FICO - Your Credit Score
Since we live in an computer-driven world, it's not surprising that your ability to repay your mortgage boils down to a single number.
The years of paying your various bills: your mortgage, car payments, and credit card bills are analyzed, sliced, diced, spindled and mutilated into a single indicator of whether you're likely to meet your future obligations.
Experian, TransUnion, and Equifax, the three major credit reporting agencies, each have their own proprietary formula for building a credit score.

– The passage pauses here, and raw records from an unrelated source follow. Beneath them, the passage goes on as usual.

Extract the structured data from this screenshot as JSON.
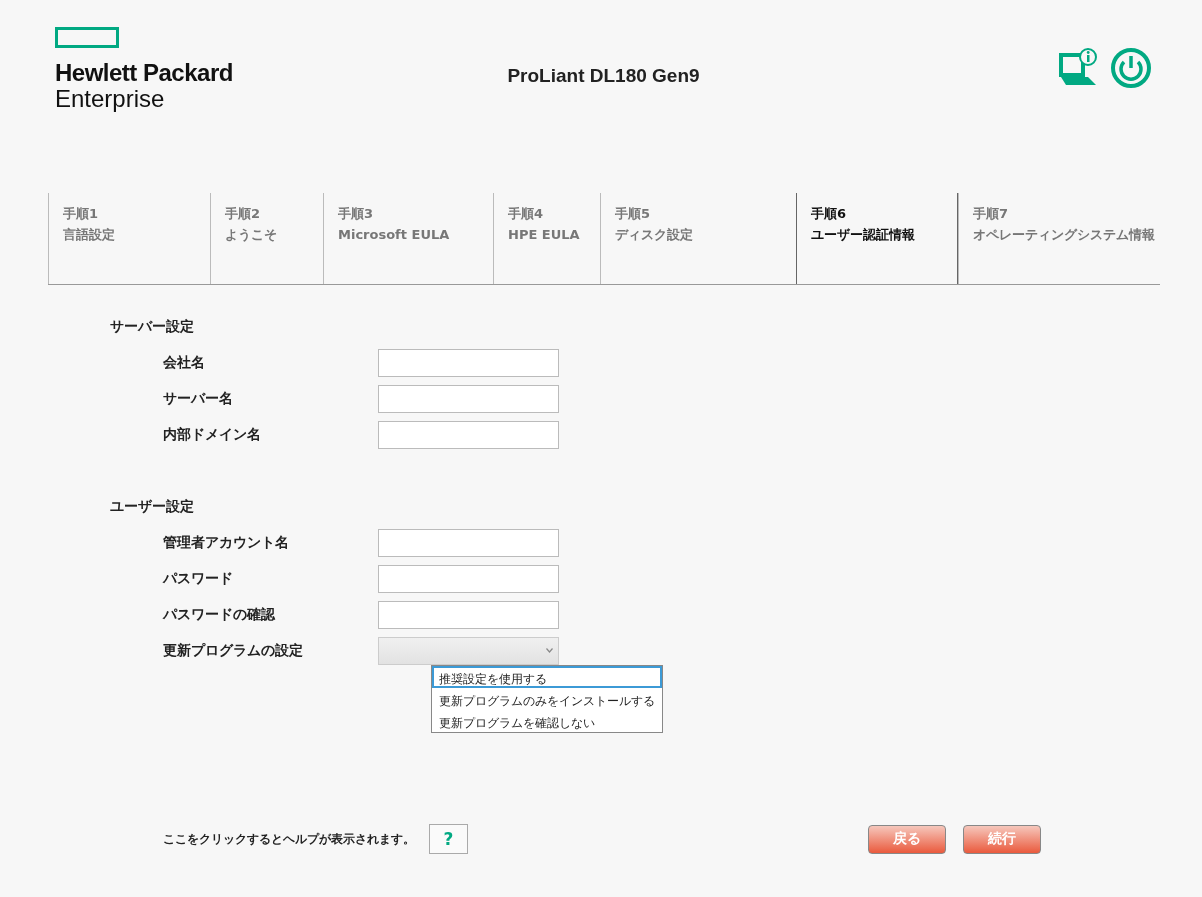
{
  "header": {
    "logo_line1": "Hewlett Packard",
    "logo_line2": "Enterprise",
    "title": "ProLiant DL180 Gen9"
  },
  "steps": [
    {
      "step": "手順1",
      "label": "言語設定",
      "selected": false
    },
    {
      "step": "手順2",
      "label": "ようこそ",
      "selected": false
    },
    {
      "step": "手順3",
      "label": "Microsoft EULA",
      "selected": false
    },
    {
      "step": "手順4",
      "label": "HPE EULA",
      "selected": false
    },
    {
      "step": "手順5",
      "label": "ディスク設定",
      "selected": false
    },
    {
      "step": "手順6",
      "label": "ユーザー認証情報",
      "selected": true
    },
    {
      "step": "手順7",
      "label": "オペレーティングシステム情報",
      "selected": false
    }
  ],
  "sections": [
    {
      "heading": "サーバー設定",
      "fields": [
        {
          "kind": "text",
          "label": "会社名"
        },
        {
          "kind": "text",
          "label": "サーバー名"
        },
        {
          "kind": "text",
          "label": "内部ドメイン名"
        }
      ]
    },
    {
      "heading": "ユーザー設定",
      "fields": [
        {
          "kind": "text",
          "label": "管理者アカウント名"
        },
        {
          "kind": "password",
          "label": "パスワード"
        },
        {
          "kind": "password",
          "label": "パスワードの確認"
        },
        {
          "kind": "dropdown",
          "label": "更新プログラムの設定",
          "expanded": true,
          "options": [
            {
              "label": "推奨設定を使用する",
              "selected": true
            },
            {
              "label": "更新プログラムのみをインストールする",
              "selected": false
            },
            {
              "label": "更新プログラムを確認しない",
              "selected": false
            }
          ]
        }
      ]
    }
  ],
  "footer": {
    "help_text": "ここをクリックするとヘルプが表示されます。",
    "help_button": "?",
    "buttons": [
      "戻る",
      "続行"
    ]
  }
}
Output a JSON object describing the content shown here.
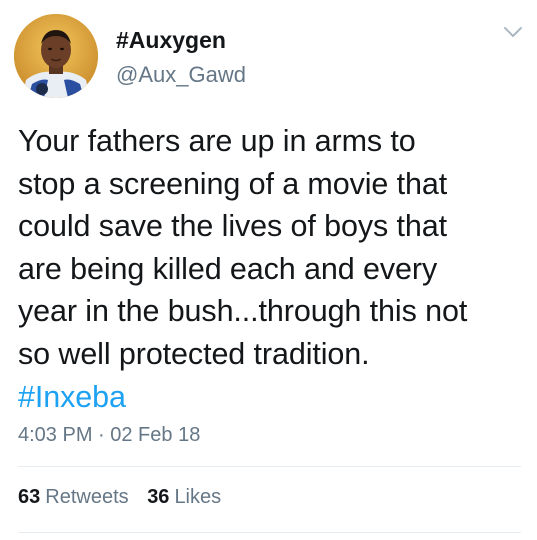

The original FICO score was developed by Fair Isaac and Company.
Experian uses this model and calls its score FICO. Equifax's model, based on FICO, is called BEACON, while TransUnion, which also uses a slightly modified FICO, calls its score EMPIRICA. While these methods vary from one agency to another, all of the agencies use the following to build a credit score:
- Your Credit History - How long have you had credit?
- Late Payments - Do you pay your bills on time?
- Balances on your Credit Cards - How many credit card accounts do you have, and how much do you owe on them?
- Inquiries on Your Credit - How many times have you had your credit checked for a loan?
These factors are assigned weights based on the formula being used. Each formula produces a single number which may vary slightly by agency. FICO scores range from 300 to 800. Higher scores are better. Most home buyers these days have a score above 620.
Your score affects your monthly payment
FICO scores affect more than your ability to get a loan. They also affect your interest rate. Higher scores indicate you are probably a better credit risk, and thus may qualify for a better mortgage rate.
Raising your FICO score
How can you improve your credit score? So called "credit repair" companies advertise quick fixes, but the FICO score is based on your lifetime credit history, so you can't turn it around right away. (Of course you can and should have incorrect items removed from your credit report.)
How do I find out my credit score?
Before you can improve your score, you must know your score and make certain that the credit reports from each agency are correct. Fair Isaac has created a web site (www.myFICO.com) that lets you do just that. For a reasonable fee, you can quickly get your FICO from all three agencies, along with your credit report. They also provide information and tools that help you understand how to improve your FICO score.
You can get a federally-mandated free credit report every year from the three major credit reporting agencies at AnnualCreditReport.com. While this report does not include a free credit score, the cost to "upgrade" your report to include a credit score is very reasonable.
Now that you have all the facts, you will be a more informed consumer and you'll be better positioned to get the most favorable mortgage.
Curious about credit scores? Call us at (562) 693-5048.